▶ EXTRACTED ENTRIES
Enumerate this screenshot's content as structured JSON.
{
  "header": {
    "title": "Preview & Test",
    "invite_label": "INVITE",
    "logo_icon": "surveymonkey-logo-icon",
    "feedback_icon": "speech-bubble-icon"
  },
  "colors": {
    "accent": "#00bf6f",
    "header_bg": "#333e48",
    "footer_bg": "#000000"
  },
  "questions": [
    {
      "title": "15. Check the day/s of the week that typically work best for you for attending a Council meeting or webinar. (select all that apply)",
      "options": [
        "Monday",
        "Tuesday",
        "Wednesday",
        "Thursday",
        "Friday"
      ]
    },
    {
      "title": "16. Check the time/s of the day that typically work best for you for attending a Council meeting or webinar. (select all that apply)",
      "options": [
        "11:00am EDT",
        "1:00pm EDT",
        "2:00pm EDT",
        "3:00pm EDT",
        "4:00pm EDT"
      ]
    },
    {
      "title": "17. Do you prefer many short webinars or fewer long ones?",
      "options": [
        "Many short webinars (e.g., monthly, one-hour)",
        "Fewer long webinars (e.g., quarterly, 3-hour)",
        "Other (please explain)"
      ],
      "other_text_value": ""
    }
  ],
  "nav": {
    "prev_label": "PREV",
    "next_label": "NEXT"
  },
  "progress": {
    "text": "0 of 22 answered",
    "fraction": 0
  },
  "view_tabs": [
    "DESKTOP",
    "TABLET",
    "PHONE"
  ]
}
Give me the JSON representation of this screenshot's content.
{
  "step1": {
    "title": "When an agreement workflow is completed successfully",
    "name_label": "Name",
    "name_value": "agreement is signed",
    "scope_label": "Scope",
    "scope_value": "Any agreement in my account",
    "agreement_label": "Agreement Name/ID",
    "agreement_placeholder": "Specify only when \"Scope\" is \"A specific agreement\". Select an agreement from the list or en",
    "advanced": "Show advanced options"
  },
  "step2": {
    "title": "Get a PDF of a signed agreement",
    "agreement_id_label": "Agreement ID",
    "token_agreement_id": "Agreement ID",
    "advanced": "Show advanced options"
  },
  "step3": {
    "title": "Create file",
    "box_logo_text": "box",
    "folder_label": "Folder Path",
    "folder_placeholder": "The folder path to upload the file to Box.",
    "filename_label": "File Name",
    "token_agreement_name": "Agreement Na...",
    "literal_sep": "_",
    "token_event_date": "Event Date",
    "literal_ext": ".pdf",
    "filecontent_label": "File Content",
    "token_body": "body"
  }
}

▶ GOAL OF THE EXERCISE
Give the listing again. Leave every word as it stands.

▶ ANSWER AREA
Enumerate this screenshot's content as structured JSON.
{
  "header": {
    "title": "Preview & Test",
    "invite_label": "INVITE",
    "logo_icon": "surveymonkey-logo-icon",
    "feedback_icon": "speech-bubble-icon"
  },
  "colors": {
    "accent": "#00bf6f",
    "header_bg": "#333e48",
    "footer_bg": "#000000"
  },
  "questions": [
    {
      "title": "15. Check the day/s of the week that typically work best for you for attending a Council meeting or webinar. (select all that apply)",
      "options": [
        "Monday",
        "Tuesday",
        "Wednesday",
        "Thursday",
        "Friday"
      ]
    },
    {
      "title": "16. Check the time/s of the day that typically work best for you for attending a Council meeting or webinar. (select all that apply)",
      "options": [
        "11:00am EDT",
        "1:00pm EDT",
        "2:00pm EDT",
        "3:00pm EDT",
        "4:00pm EDT"
      ]
    },
    {
      "title": "17. Do you prefer many short webinars or fewer long ones?",
      "options": [
        "Many short webinars (e.g., monthly, one-hour)",
        "Fewer long webinars (e.g., quarterly, 3-hour)",
        "Other (please explain)"
      ],
      "other_text_value": ""
    }
  ],
  "nav": {
    "prev_label": "PREV",
    "next_label": "NEXT"
  },
  "progress": {
    "text": "0 of 22 answered",
    "fraction": 0
  },
  "view_tabs": [
    "DESKTOP",
    "TABLET",
    "PHONE"
  ]
}
Give me the JSON representation of this screenshot's content.
{
  "step1": {
    "title": "When an agreement workflow is completed successfully",
    "name_label": "Name",
    "name_value": "agreement is signed",
    "scope_label": "Scope",
    "scope_value": "Any agreement in my account",
    "agreement_label": "Agreement Name/ID",
    "agreement_placeholder": "Specify only when \"Scope\" is \"A specific agreement\". Select an agreement from the list or en",
    "advanced": "Show advanced options"
  },
  "step2": {
    "title": "Get a PDF of a signed agreement",
    "agreement_id_label": "Agreement ID",
    "token_agreement_id": "Agreement ID",
    "advanced": "Show advanced options"
  },
  "step3": {
    "title": "Create file",
    "box_logo_text": "box",
    "folder_label": "Folder Path",
    "folder_placeholder": "The folder path to upload the file to Box.",
    "filename_label": "File Name",
    "token_agreement_name": "Agreement Na...",
    "literal_sep": "_",
    "token_event_date": "Event Date",
    "literal_ext": ".pdf",
    "filecontent_label": "File Content",
    "token_body": "body"
  }
}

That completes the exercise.